The Merits of Hybrid Theology

Response

Wiebe begins his interview by admitting that it may not be possible to clearly delineate religious studies and theology, an admirable concession which seems to lull the listener into the false belief that he is promulgating an understanding of the ‘dichotomy’ which understands the malleable nature of both academic disciplines and the relationship between them. Unfortunately, ...

Responses to this episode

What “in the world” is theory?

Despite Meyer's own resistance to being named a theorist, I argue that her sensational mediation is a form of theory making, one which more students of religion should embrace. Birgit Meyer’s interview with George Ioannides in the recently released Religious Studies Project podcast (6/30/2014) is a pedagogical tour de force. In this conversation, ...

Other EPISODES YOU MIGHT ENJOY

From Non-Religion to Unbelief? A developing field…

Podcast

In this podcast, we check in with the state of the field, discuss developments beyond the Anglophone "West", some of the many exciting projects being worked on under the "Understanding Unbelief" banner, the utility and pitfalls of the terminology of "unbelief", and some of the critical issues surrounding the reification of survey categories.
What is the point of of academic conferences?: A roundtable discussion

Podcast

Why attend conferences? What is the point? What else could we do instead that might be a better use of our time? And how did we find having a fully-functional podcast studio set up at this conference? These are just a few of the issues that crop up in this lively roundtable discussion, facilitated by the inestimable Moritz Klenk.
Jesuits, Mormons, and American Religion in the World

Podcast
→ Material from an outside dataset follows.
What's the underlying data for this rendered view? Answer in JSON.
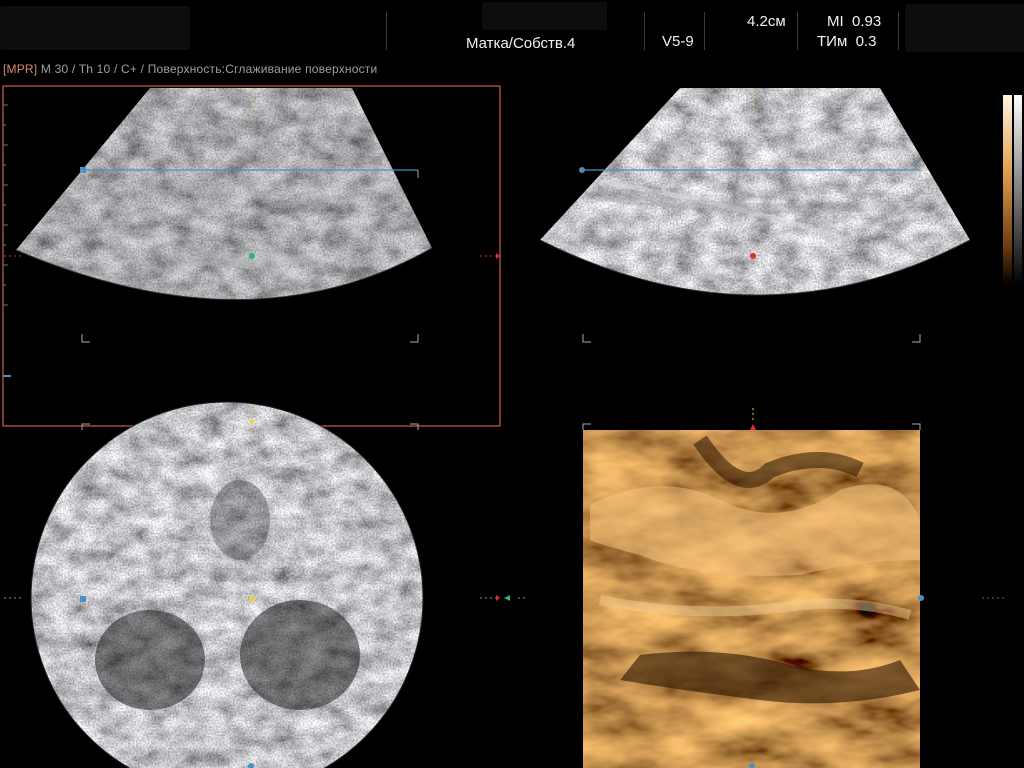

My conversation with Maffly-Kipp begins with McGreevy's book, expands to include her work on Mormonism in contrast to Catholicism, and ends with a discussion of evangelical historian Mark Noll, in whose honor Notre Dame was originally going to host a conference, but was cancelled at the last minute.
Nature alive: Amazonian religion in Peru

Podcast

In this podcast, Dr Jaime Regan Mainville, a leading researcher in the anthropology of religion and linguistics, discusses his ethnographic research among some of the indigenous peoples of the Amazon basin. The Amazon rainforest has always been a land filled with mystery since its 'discovery'.
Druidry and the Definition of Religion

Podcast

Contemporary Druidry often presents itself as the native spirituality of the British Isles. However, there is not one form of Druidry and there are also significant numbers of Christian and atheist Druids as well as those that combine Druidry with Wiccan or other perspectives and practices. From international organisations to local ‘groves’, there are diverse types of Druid groups, ...
NSRN Annual Lecture 2012 – Matthew Engelke: In spite of Christianity

Podcast

What do we talk about when we talk about religion? What do we recognize as essential and specific to any given faith, and why? In this lecture, I address these questions by drawing on fieldwork among humanists in Britain, paying particular attention to humanism’s relation to Christianity.

This work is licensed under a Creative Commons Attribution- NonCommercial- NoDerivs 3.0 Unported License.

The views expressed in podcasts, features and responses are the views of the individual contributors, and do not necessarily reflect the views of The Religious Studies Project or our sponsors. The Religious Studies Project is produced by the Religious Studies Project Association (SCIO), a Scottish Charitable Incorporated Organisation (charity number SC047750).